■ **TASK ITEM**
Please retype the entries exactly as they stand, leaving out any pictures.

(DATASET ENTRIES)

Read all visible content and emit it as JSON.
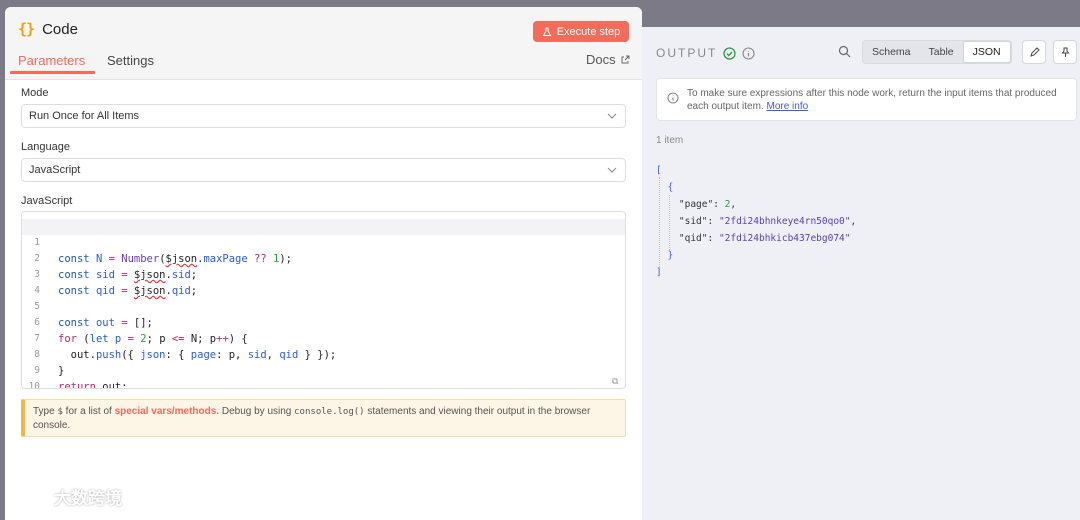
{
  "node": {
    "icon": "{}",
    "title": "Code",
    "execute_label": "Execute step"
  },
  "tabs": [
    {
      "label": "Parameters",
      "active": true
    },
    {
      "label": "Settings",
      "active": false
    }
  ],
  "docs_label": "Docs",
  "mode": {
    "label": "Mode",
    "value": "Run Once for All Items"
  },
  "language": {
    "label": "Language",
    "value": "JavaScript"
  },
  "editor": {
    "label": "JavaScript",
    "line_numbers": [
      "1",
      "2",
      "3",
      "4",
      "5",
      "6",
      "7",
      "8",
      "9",
      "10"
    ],
    "lines": [
      "const N = Number($json.maxPage ?? 1);",
      "const sid = $json.sid;",
      "const qid = $json.qid;",
      "",
      "const out = [];",
      "for (let p = 2; p <= N; p++) {",
      "  out.push({ json: { page: p, sid, qid } });",
      "}",
      "return out;",
      ""
    ]
  },
  "hint": {
    "prefix": "Type ",
    "dollar": "$",
    "mid1": " for a list of ",
    "special": "special vars/methods.",
    "mid2": " Debug by using ",
    "console_code": "console.log()",
    "suffix": " statements and viewing their output in the browser console."
  },
  "output": {
    "title": "OUTPUT",
    "views": [
      "Schema",
      "Table",
      "JSON"
    ],
    "active_view": "JSON",
    "notice_text": "To make sure expressions after this node work, return the input items that produced each output item.",
    "notice_link": "More info",
    "item_count": "1 item",
    "json": {
      "open_bracket": "[",
      "open_brace": "{",
      "entries": [
        {
          "key": "\"page\"",
          "value": "2",
          "type": "number"
        },
        {
          "key": "\"sid\"",
          "value": "\"2fdi24bhnkeye4rn50qo0\"",
          "type": "string"
        },
        {
          "key": "\"qid\"",
          "value": "\"2fdi24bhkicb437ebg074\"",
          "type": "string"
        }
      ],
      "close_brace": "}",
      "close_bracket": "]"
    }
  },
  "watermark": "大数跨境",
  "colors": {
    "accent": "#f36b5a",
    "json_string": "#5d3fb5",
    "json_number": "#2e9e44",
    "keyword": "#1d5bb8"
  }
}
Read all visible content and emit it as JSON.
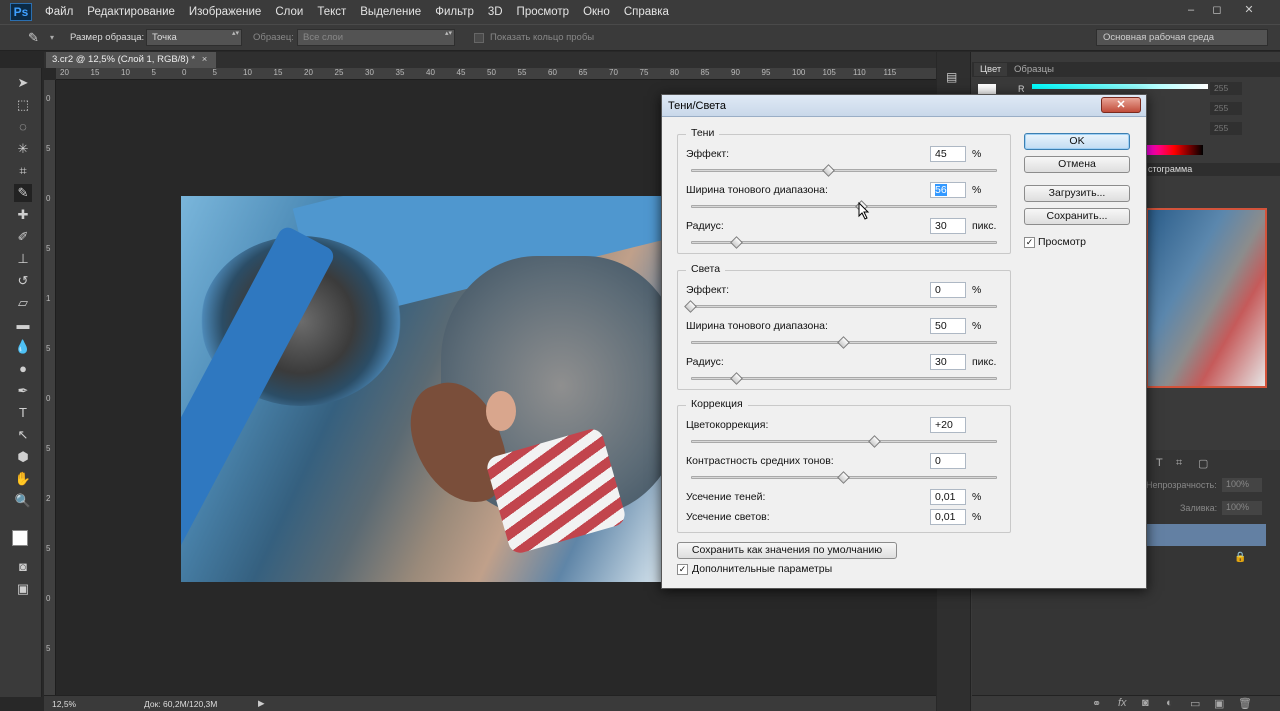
{
  "app": {
    "logo": "Ps"
  },
  "menu": [
    "Файл",
    "Редактирование",
    "Изображение",
    "Слои",
    "Текст",
    "Выделение",
    "Фильтр",
    "3D",
    "Просмотр",
    "Окно",
    "Справка"
  ],
  "window_controls": [
    "‒",
    "◻",
    "✕"
  ],
  "options_bar": {
    "sample_size_label": "Размер образца:",
    "sample_size_value": "Точка",
    "sample_label": "Образец:",
    "sample_value": "Все слои",
    "show_ring_label": "Показать кольцо пробы",
    "workspace": "Основная рабочая среда"
  },
  "document": {
    "tab_title": "3.cr2 @ 12,5% (Слой 1, RGB/8) *",
    "ruler_top": [
      "20",
      "15",
      "10",
      "5",
      "0",
      "5",
      "10",
      "15",
      "20",
      "25",
      "30",
      "35",
      "40",
      "45",
      "50",
      "55",
      "60",
      "65",
      "70",
      "75",
      "80",
      "85",
      "90",
      "95",
      "100",
      "105",
      "110",
      "115"
    ],
    "ruler_left": [
      "0",
      "5",
      "0",
      "5",
      "1",
      "5",
      "0",
      "5",
      "2",
      "5",
      "0",
      "5"
    ]
  },
  "status": {
    "zoom": "12,5%",
    "doc": "Док: 60,2M/120,3M"
  },
  "panels": {
    "color_tab": "Цвет",
    "swatches_tab": "Образцы",
    "histogram_tab": "стограмма",
    "opacity_label": "Непрозрачность:",
    "opacity_value": "100%",
    "fill_label": "Заливка:",
    "fill_value": "100%",
    "channel_r": "R",
    "channel_value": "255"
  },
  "dialog": {
    "title": "Тени/Света",
    "shadows": {
      "title": "Тени",
      "effect_label": "Эффект:",
      "effect_value": "45",
      "effect_unit": "%",
      "effect_pct": 0.45,
      "width_label": "Ширина тонового диапазона:",
      "width_value": "56",
      "width_unit": "%",
      "width_pct": 0.56,
      "radius_label": "Радиус:",
      "radius_value": "30",
      "radius_unit": "пикс.",
      "radius_pct": 0.15
    },
    "highlights": {
      "title": "Света",
      "effect_label": "Эффект:",
      "effect_value": "0",
      "effect_unit": "%",
      "effect_pct": 0.0,
      "width_label": "Ширина тонового диапазона:",
      "width_value": "50",
      "width_unit": "%",
      "width_pct": 0.5,
      "radius_label": "Радиус:",
      "radius_value": "30",
      "radius_unit": "пикс.",
      "radius_pct": 0.15
    },
    "correction": {
      "title": "Коррекция",
      "color_label": "Цветокоррекция:",
      "color_value": "+20",
      "color_pct": 0.6,
      "midtone_label": "Контрастность средних тонов:",
      "midtone_value": "0",
      "midtone_pct": 0.5,
      "clip_shadows_label": "Усечение теней:",
      "clip_shadows_value": "0,01",
      "clip_shadows_unit": "%",
      "clip_highlights_label": "Усечение светов:",
      "clip_highlights_value": "0,01",
      "clip_highlights_unit": "%"
    },
    "buttons": {
      "ok": "OK",
      "cancel": "Отмена",
      "load": "Загрузить...",
      "save": "Сохранить...",
      "save_default": "Сохранить как значения по умолчанию"
    },
    "preview_label": "Просмотр",
    "preview_checked": true,
    "more_options_label": "Дополнительные параметры",
    "more_options_checked": true
  }
}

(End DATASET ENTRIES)

■ **EXPECTED ANSWER**
Read all visible content and emit it as JSON.
{
  "node": {
    "icon": "{}",
    "title": "Code",
    "execute_label": "Execute step"
  },
  "tabs": [
    {
      "label": "Parameters",
      "active": true
    },
    {
      "label": "Settings",
      "active": false
    }
  ],
  "docs_label": "Docs",
  "mode": {
    "label": "Mode",
    "value": "Run Once for All Items"
  },
  "language": {
    "label": "Language",
    "value": "JavaScript"
  },
  "editor": {
    "label": "JavaScript",
    "line_numbers": [
      "1",
      "2",
      "3",
      "4",
      "5",
      "6",
      "7",
      "8",
      "9",
      "10"
    ],
    "lines": [
      "const N = Number($json.maxPage ?? 1);",
      "const sid = $json.sid;",
      "const qid = $json.qid;",
      "",
      "const out = [];",
      "for (let p = 2; p <= N; p++) {",
      "  out.push({ json: { page: p, sid, qid } });",
      "}",
      "return out;",
      ""
    ]
  },
  "hint": {
    "prefix": "Type ",
    "dollar": "$",
    "mid1": " for a list of ",
    "special": "special vars/methods.",
    "mid2": " Debug by using ",
    "console_code": "console.log()",
    "suffix": " statements and viewing their output in the browser console."
  },
  "output": {
    "title": "OUTPUT",
    "views": [
      "Schema",
      "Table",
      "JSON"
    ],
    "active_view": "JSON",
    "notice_text": "To make sure expressions after this node work, return the input items that produced each output item.",
    "notice_link": "More info",
    "item_count": "1 item",
    "json": {
      "open_bracket": "[",
      "open_brace": "{",
      "entries": [
        {
          "key": "\"page\"",
          "value": "2",
          "type": "number"
        },
        {
          "key": "\"sid\"",
          "value": "\"2fdi24bhnkeye4rn50qo0\"",
          "type": "string"
        },
        {
          "key": "\"qid\"",
          "value": "\"2fdi24bhkicb437ebg074\"",
          "type": "string"
        }
      ],
      "close_brace": "}",
      "close_bracket": "]"
    }
  },
  "watermark": "大数跨境",
  "colors": {
    "accent": "#f36b5a",
    "json_string": "#5d3fb5",
    "json_number": "#2e9e44",
    "keyword": "#1d5bb8"
  }
}
Read all visible content and emit it as JSON.
{
  "app": {
    "logo": "Ps"
  },
  "menu": [
    "Файл",
    "Редактирование",
    "Изображение",
    "Слои",
    "Текст",
    "Выделение",
    "Фильтр",
    "3D",
    "Просмотр",
    "Окно",
    "Справка"
  ],
  "window_controls": [
    "‒",
    "◻",
    "✕"
  ],
  "options_bar": {
    "sample_size_label": "Размер образца:",
    "sample_size_value": "Точка",
    "sample_label": "Образец:",
    "sample_value": "Все слои",
    "show_ring_label": "Показать кольцо пробы",
    "workspace": "Основная рабочая среда"
  },
  "document": {
    "tab_title": "3.cr2 @ 12,5% (Слой 1, RGB/8) *",
    "ruler_top": [
      "20",
      "15",
      "10",
      "5",
      "0",
      "5",
      "10",
      "15",
      "20",
      "25",
      "30",
      "35",
      "40",
      "45",
      "50",
      "55",
      "60",
      "65",
      "70",
      "75",
      "80",
      "85",
      "90",
      "95",
      "100",
      "105",
      "110",
      "115"
    ],
    "ruler_left": [
      "0",
      "5",
      "0",
      "5",
      "1",
      "5",
      "0",
      "5",
      "2",
      "5",
      "0",
      "5"
    ]
  },
  "status": {
    "zoom": "12,5%",
    "doc": "Док: 60,2M/120,3M"
  },
  "panels": {
    "color_tab": "Цвет",
    "swatches_tab": "Образцы",
    "histogram_tab": "стограмма",
    "opacity_label": "Непрозрачность:",
    "opacity_value": "100%",
    "fill_label": "Заливка:",
    "fill_value": "100%",
    "channel_r": "R",
    "channel_value": "255"
  },
  "dialog": {
    "title": "Тени/Света",
    "shadows": {
      "title": "Тени",
      "effect_label": "Эффект:",
      "effect_value": "45",
      "effect_unit": "%",
      "effect_pct": 0.45,
      "width_label": "Ширина тонового диапазона:",
      "width_value": "56",
      "width_unit": "%",
      "width_pct": 0.56,
      "radius_label": "Радиус:",
      "radius_value": "30",
      "radius_unit": "пикс.",
      "radius_pct": 0.15
    },
    "highlights": {
      "title": "Света",
      "effect_label": "Эффект:",
      "effect_value": "0",
      "effect_unit": "%",
      "effect_pct": 0.0,
      "width_label": "Ширина тонового диапазона:",
      "width_value": "50",
      "width_unit": "%",
      "width_pct": 0.5,
      "radius_label": "Радиус:",
      "radius_value": "30",
      "radius_unit": "пикс.",
      "radius_pct": 0.15
    },
    "correction": {
      "title": "Коррекция",
      "color_label": "Цветокоррекция:",
      "color_value": "+20",
      "color_pct": 0.6,
      "midtone_label": "Контрастность средних тонов:",
      "midtone_value": "0",
      "midtone_pct": 0.5,
      "clip_shadows_label": "Усечение теней:",
      "clip_shadows_value": "0,01",
      "clip_shadows_unit": "%",
      "clip_highlights_label": "Усечение светов:",
      "clip_highlights_value": "0,01",
      "clip_highlights_unit": "%"
    },
    "buttons": {
      "ok": "OK",
      "cancel": "Отмена",
      "load": "Загрузить...",
      "save": "Сохранить...",
      "save_default": "Сохранить как значения по умолчанию"
    },
    "preview_label": "Просмотр",
    "preview_checked": true,
    "more_options_label": "Дополнительные параметры",
    "more_options_checked": true
  }
}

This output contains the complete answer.